In echoes of the Old West, the Tesla CEO’s rocket firm has been building a company town in seaside Boca Chica, pressuring locals to sell their properties.
In autumn 2019, Celia Johnson began resisting efforts by billionaire Elon Musk’s SpaceX to buy two modest houses she owns near the company’s rocket-launch facility.
Then she discovered that a 1,600-gallon water tank had gone missing at one of her houses, a rental property. Ms. Johnson said she and her neighbors quickly concluded SpaceX workers were the culprits. SpaceX denied responsibility but reimbursed her, she said, as it did when she accused its workers of later breaking into the vacant rental house and sleeping there.
“SpaceX bullied us from the beginning,” she said. “SpaceX employees did what they wanted.”
SpaceX, the maker of rockets and spacecraft controlled by Mr. Musk, among the world’s richest people, is facing off against a handful of households that have refused to sell their properties in this remote unincorporated village. Some 30 small ranch houses sit on a sandy spit of land near the Mexican border and Gulf of Mexico beaches, where SpaceX rockets roar into the sky and then return for a landing. Some come crashing back on land.
Villagers said Mr. Musk’s company has tried multiple times to buy them out. Some took the money, and SpaceX used the homes for its workers. Holdouts, at least seven of them, said they want more from a billionaire who’s after their dream vacation homes.
Mr. Musk and SpaceX didn’t respond to requests for comment. “We’ve got a lot of land with nobody around, so if it blows up, it’s cool,” Mr. Musk said of the South Texas location at a 2018 press conference, according to media reports.

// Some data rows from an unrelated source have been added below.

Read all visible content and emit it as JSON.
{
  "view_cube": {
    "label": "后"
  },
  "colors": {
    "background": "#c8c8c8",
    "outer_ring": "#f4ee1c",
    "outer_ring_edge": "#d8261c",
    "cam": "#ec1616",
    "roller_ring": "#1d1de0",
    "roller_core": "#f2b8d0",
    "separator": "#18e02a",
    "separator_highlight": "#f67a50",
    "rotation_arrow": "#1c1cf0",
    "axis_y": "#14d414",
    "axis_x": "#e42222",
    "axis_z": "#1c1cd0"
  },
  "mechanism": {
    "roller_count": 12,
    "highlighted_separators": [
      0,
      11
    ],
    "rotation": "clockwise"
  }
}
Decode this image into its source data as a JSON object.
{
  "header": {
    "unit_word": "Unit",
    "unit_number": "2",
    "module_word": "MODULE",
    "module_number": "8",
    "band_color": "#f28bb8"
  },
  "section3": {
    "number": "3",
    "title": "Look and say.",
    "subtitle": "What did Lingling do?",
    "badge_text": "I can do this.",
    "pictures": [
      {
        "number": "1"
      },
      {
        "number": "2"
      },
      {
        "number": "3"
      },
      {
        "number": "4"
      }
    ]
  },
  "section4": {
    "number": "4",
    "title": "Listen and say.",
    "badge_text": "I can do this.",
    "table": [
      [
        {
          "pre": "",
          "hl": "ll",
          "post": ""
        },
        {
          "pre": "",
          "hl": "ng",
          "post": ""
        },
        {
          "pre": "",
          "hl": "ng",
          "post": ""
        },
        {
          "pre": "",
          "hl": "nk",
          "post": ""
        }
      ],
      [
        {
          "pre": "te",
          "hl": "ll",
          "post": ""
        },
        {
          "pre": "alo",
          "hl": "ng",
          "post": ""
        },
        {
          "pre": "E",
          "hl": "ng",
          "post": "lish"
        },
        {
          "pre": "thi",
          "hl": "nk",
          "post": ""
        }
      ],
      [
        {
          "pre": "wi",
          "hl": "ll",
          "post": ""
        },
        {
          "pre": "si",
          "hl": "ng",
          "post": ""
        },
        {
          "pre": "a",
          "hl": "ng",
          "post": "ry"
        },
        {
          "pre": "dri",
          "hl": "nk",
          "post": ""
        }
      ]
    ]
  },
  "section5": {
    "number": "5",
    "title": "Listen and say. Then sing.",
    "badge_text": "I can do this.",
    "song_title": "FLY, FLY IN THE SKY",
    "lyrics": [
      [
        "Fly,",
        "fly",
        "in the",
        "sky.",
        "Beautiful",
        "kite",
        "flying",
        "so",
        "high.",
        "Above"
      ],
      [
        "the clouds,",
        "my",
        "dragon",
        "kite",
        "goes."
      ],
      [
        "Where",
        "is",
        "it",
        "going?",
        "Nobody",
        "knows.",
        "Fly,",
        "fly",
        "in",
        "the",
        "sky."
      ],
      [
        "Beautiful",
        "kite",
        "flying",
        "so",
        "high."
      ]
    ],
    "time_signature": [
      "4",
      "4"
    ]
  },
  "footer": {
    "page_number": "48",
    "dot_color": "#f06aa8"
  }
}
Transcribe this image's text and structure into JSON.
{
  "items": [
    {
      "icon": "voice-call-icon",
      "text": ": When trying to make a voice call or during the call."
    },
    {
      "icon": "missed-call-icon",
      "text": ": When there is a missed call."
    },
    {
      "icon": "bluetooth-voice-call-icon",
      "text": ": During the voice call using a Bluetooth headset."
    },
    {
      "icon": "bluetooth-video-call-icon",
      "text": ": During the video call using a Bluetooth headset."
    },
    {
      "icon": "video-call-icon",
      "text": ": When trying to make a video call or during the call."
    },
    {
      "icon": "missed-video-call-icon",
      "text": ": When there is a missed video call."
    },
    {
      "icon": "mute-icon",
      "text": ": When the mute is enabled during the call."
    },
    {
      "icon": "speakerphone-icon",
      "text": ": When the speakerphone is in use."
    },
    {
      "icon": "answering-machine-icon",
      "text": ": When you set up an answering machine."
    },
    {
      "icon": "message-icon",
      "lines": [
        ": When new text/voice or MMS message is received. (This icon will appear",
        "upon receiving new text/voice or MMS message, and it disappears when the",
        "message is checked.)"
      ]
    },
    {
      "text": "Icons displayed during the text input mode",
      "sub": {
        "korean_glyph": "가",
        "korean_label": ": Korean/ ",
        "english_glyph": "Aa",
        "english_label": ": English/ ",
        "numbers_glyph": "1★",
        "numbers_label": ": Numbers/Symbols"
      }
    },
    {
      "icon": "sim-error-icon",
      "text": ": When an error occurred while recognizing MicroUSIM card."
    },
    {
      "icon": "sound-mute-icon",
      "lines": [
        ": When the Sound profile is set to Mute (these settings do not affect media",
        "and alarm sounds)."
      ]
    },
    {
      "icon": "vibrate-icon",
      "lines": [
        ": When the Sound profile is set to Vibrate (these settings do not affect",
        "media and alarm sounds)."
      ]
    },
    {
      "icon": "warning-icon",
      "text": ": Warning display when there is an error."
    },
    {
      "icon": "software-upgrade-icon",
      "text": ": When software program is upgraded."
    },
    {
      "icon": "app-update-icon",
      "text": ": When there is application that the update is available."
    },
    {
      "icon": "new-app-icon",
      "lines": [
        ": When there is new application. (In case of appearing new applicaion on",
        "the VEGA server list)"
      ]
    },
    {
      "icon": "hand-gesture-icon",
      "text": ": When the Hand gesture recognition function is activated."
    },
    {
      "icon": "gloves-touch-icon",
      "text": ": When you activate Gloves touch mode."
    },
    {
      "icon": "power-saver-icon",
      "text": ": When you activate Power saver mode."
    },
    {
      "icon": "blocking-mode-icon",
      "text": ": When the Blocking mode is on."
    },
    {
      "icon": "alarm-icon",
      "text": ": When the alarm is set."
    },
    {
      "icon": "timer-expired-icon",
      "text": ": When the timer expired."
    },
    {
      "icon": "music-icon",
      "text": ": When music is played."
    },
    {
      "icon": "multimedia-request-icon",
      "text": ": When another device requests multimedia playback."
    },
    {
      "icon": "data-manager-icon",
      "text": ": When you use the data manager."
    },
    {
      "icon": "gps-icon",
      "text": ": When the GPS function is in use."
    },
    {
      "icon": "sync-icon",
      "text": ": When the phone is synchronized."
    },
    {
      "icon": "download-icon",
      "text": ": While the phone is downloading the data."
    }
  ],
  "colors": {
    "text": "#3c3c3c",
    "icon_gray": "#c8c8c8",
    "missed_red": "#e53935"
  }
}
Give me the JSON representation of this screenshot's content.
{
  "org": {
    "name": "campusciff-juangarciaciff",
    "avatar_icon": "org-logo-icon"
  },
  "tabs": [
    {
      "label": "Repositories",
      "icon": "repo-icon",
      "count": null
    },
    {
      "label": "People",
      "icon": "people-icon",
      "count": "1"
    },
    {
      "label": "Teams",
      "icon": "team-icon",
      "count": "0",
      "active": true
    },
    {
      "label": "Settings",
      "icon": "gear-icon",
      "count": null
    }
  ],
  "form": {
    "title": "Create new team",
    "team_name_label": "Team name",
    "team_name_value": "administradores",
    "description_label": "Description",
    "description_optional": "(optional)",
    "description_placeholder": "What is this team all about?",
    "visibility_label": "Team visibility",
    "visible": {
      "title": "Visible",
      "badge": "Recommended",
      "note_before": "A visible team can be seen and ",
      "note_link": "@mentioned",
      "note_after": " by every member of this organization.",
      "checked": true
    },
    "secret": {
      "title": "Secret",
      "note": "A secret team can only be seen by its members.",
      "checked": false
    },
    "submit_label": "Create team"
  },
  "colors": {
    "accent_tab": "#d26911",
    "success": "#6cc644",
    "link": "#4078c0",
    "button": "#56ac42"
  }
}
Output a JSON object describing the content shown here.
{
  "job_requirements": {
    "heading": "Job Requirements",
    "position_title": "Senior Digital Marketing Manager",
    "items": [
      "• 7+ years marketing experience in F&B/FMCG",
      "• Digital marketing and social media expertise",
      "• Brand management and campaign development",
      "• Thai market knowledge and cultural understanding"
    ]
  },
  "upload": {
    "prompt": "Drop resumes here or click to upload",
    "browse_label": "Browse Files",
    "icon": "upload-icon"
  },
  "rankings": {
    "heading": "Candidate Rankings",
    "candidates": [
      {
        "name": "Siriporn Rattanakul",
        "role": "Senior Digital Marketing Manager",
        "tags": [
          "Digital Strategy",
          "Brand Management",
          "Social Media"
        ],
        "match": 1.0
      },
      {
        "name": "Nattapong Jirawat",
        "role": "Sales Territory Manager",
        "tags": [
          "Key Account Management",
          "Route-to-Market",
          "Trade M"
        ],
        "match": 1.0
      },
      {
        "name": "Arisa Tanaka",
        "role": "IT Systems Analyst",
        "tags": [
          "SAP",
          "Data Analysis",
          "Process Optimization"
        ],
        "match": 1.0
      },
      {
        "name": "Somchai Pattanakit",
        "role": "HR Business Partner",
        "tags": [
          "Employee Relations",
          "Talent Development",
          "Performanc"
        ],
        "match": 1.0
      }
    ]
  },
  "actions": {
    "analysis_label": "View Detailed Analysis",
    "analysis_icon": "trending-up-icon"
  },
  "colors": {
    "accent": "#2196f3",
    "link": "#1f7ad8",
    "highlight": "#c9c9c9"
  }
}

It’s hard to know exactly why SpaceX wants residents’ houses, but indications are that it would be less of a security and safety issue not to have to worry about people living so close to launches. SpaceX has also indicated, based on the company’s job postings, that it would like to develop the area into a resort.
The Texas property scuffle is beginning to echo Old West tales of outsiders who pressure residents to give up land for development—including the classic threat of eminent domain.
In March, Mr. Musk tweeted “Creating the city of Starbase, Texas,” adding that this would happen through incorporation of the town—a tactic mining companies commonly used to create company towns. If incorporation were successful, Starbase officials would have the power of eminent domain.
If incorporated, depending on what type of municipality it became, the village could have a city manager, city counselor or mayor. There are about 14 people not connected to SpaceX living in Boca Chica Village now and a few more in surrounding areas that might be included. To incorporate the village, SpaceX would need to show that more than 200 people lived in the area and to garner a majority of their votes.
They could use that power to eject holdouts, said lawyers and law professors. They would also control the police, could issue tax-free municipal bonds and might attain statutory authority over the one road in and out of the village, opening and closing it at will, these legal experts said.
Eddie Treviño, Cameron County Judge—a position akin to the top county commissioner in most states—said he discussed the possibility of incorporation with SpaceX before Mr. Musk’s tweet, but “I didn’t think much of it at the time.” Boca Chica is in the county.
Eminent domain is “an option we may need to consider,” he said. The remaining Boca Chica Village residents might need to leave for their own safety, he said: “You don’t want individuals near rocket ships being tested and landing. We don’t want anyone to get hurt.”